Who are the Rohingya?
The Rohingya people are an ethnic Muslim minority who have been in Myanmar for centuries. They cannot be granted citizenship in Myanmar and are in effect stateless. They have been discriminated against for decades. They are not one of the official ethnic groups in Burma. Instead, they are considered illegal immigrants from Bangladesh.
They have suffered arbitrary arrest, forced labour, sexual violence and official discrimination. Most live in Rakhine state, one of the poorest parts of Myanmar.
Many fled to Bangladesh in the 1970s and early 1990s. Most returned, but thousands remained in Bangladesh. Over a million Rohingya refugees have fled Myanmar since the early 1990s.
Two waves of violence swept Rakhine State in June and October 2012. Myanmar’s security forces actively participated in killing and torturing the Rohingya and destroying their properties. The violence displaced more than 140,000 people. It marked a turning point in the relations between the Rohingya and other communities in Myanmar.
In October and November 2016, the army mounted a violent security operation. This led to more than 70,000 Rohingya fleeing.
A UN report documented mass gang rape, killings, brutal beatings and disappearances.
The Rohingya crisis from 2017
From 25 August 2017, Myanmar’s armed forces terrorised the Rohingya. This followed attacks by a militant group, the Arakan Rohingya Salvation Army.
The army’s ‘clearance operations’ has killed thousands of Rohingya civilians. People were forced to disappear. People were brutally gang-raped on a massive scale. Hundreds of villages were burned. An estimated 10,000 people died.
From 25 August 2017 to 31 July 2019, over 742,000 Rohingya refugees have fled to Bangladesh. This was one of the largest and most sudden mass displacements in history.
Most fled within the first month of the terror. They have settled in the Cox’s Bazar district, in the largest refugee settlement in the world. They live in extremely crowded conditions, and are at high risk of flooding, cyclones and landslides.
Rohingya stranded on boats
In April 2020, boats carrying Rohingya refugees were stranded for weeks. These were the first confirmed boats since 2015. The Rohingya reported being intercepted by governments and denied entry.
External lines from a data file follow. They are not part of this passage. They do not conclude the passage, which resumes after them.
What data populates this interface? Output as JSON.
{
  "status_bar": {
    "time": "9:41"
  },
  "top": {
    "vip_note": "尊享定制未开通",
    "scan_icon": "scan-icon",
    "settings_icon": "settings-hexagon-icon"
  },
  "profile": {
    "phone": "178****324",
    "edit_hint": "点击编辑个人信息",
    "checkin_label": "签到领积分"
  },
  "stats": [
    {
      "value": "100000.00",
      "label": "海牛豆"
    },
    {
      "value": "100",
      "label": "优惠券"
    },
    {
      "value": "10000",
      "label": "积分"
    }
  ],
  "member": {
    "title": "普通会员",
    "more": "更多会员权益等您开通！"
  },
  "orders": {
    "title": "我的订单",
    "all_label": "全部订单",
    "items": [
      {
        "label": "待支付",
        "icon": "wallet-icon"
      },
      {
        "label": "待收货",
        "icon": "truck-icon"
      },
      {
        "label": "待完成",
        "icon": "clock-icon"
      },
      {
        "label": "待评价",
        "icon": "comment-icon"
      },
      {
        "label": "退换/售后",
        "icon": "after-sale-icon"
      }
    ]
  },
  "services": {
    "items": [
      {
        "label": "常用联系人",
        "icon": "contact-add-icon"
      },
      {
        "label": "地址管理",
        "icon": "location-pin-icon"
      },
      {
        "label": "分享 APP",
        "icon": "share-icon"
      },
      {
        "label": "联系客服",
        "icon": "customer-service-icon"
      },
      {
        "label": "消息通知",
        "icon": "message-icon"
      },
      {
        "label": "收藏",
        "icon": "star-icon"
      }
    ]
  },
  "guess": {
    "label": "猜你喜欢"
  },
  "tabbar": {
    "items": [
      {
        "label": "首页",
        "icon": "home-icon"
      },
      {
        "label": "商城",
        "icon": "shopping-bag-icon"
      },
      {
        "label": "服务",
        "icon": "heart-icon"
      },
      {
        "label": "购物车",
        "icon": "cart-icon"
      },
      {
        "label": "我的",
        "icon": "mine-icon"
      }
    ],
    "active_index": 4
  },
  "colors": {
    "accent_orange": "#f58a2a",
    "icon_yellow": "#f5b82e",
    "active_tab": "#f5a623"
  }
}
One of these boats landed on Langkawi island in Malaysia, with 202 people on board. They were detained. Malaysia also denied entry to boats because of the COVID-19 crisis. On 15 April 2020, the Bangladeshi coast guard rescued nearly 400 people that had been prevented from landing by Malaysia.
Another boat carrying 28 Rohingya, rescued in late April, has been rescued by Bangladesh but sent to Bhasan Char. Bangladesh has announced that all newly arrived Rohingya would be sent there.
Australia’s response to the Rohingya crisis
Australia’s main response to this crisis was to provide humanitarian aid. Over $50 million was committed.
However, Australia has resisted calls to resettle the Rohingya. Some Rohingya have been held offshore or in detention, including a man stuck on Manus Island who jumped off a moving bus to his death.
Australia has not offered to lead in dealing with the Rohingya crisis. In 2015, boats of Rohingya were stranded as Asian countries refused to take them. Australia’s then Prime Minister famously said ‘Nope, nope, nope’ when asked if Australia would resettle them.